## Goal of the exercise
An exact copy of all entries is the expected answer.
*** Block opens ***
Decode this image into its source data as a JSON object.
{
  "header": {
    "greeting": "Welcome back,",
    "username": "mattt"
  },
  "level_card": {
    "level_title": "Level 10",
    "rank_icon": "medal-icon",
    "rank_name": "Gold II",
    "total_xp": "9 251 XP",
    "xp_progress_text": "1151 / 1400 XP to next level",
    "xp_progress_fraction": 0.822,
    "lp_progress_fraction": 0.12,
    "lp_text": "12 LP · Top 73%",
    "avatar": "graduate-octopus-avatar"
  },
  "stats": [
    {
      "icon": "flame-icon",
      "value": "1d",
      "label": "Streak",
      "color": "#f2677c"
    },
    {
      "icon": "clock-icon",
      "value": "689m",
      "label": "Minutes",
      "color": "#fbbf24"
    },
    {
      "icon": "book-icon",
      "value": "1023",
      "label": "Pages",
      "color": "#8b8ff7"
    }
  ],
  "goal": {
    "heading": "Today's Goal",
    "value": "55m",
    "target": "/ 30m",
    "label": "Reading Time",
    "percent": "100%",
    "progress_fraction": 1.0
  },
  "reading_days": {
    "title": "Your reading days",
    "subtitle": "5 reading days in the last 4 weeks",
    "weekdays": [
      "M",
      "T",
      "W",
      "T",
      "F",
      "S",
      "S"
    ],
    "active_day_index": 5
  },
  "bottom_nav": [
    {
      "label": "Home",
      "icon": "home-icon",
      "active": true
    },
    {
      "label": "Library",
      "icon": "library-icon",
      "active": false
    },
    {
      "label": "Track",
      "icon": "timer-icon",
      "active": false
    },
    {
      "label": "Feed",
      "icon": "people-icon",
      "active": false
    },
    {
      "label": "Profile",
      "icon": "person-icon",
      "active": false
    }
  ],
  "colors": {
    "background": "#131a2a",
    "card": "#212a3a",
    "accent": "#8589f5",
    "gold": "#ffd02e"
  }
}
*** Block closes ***
## Exercise result
Decode this image into its source data as a JSON object.
{
  "header": {
    "greeting": "Welcome back,",
    "username": "mattt"
  },
  "level_card": {
    "level_title": "Level 10",
    "rank_icon": "medal-icon",
    "rank_name": "Gold II",
    "total_xp": "9 251 XP",
    "xp_progress_text": "1151 / 1400 XP to next level",
    "xp_progress_fraction": 0.822,
    "lp_progress_fraction": 0.12,
    "lp_text": "12 LP · Top 73%",
    "avatar": "graduate-octopus-avatar"
  },
  "stats": [
    {
      "icon": "flame-icon",
      "value": "1d",
      "label": "Streak",
      "color": "#f2677c"
    },
    {
      "icon": "clock-icon",
      "value": "689m",
      "label": "Minutes",
      "color": "#fbbf24"
    },
    {
      "icon": "book-icon",
      "value": "1023",
      "label": "Pages",
      "color": "#8b8ff7"
    }
  ],
  "goal": {
    "heading": "Today's Goal",
    "value": "55m",
    "target": "/ 30m",
    "label": "Reading Time",
    "percent": "100%",
    "progress_fraction": 1.0
  },
  "reading_days": {
    "title": "Your reading days",
    "subtitle": "5 reading days in the last 4 weeks",
    "weekdays": [
      "M",
      "T",
      "W",
      "T",
      "F",
      "S",
      "S"
    ],
    "active_day_index": 5
  },
  "bottom_nav": [
    {
      "label": "Home",
      "icon": "home-icon",
      "active": true
    },
    {
      "label": "Library",
      "icon": "library-icon",
      "active": false
    },
    {
      "label": "Track",
      "icon": "timer-icon",
      "active": false
    },
    {
      "label": "Feed",
      "icon": "people-icon",
      "active": false
    },
    {
      "label": "Profile",
      "icon": "person-icon",
      "active": false
    }
  ],
  "colors": {
    "background": "#131a2a",
    "card": "#212a3a",
    "accent": "#8589f5",
    "gold": "#ffd02e"
  }
}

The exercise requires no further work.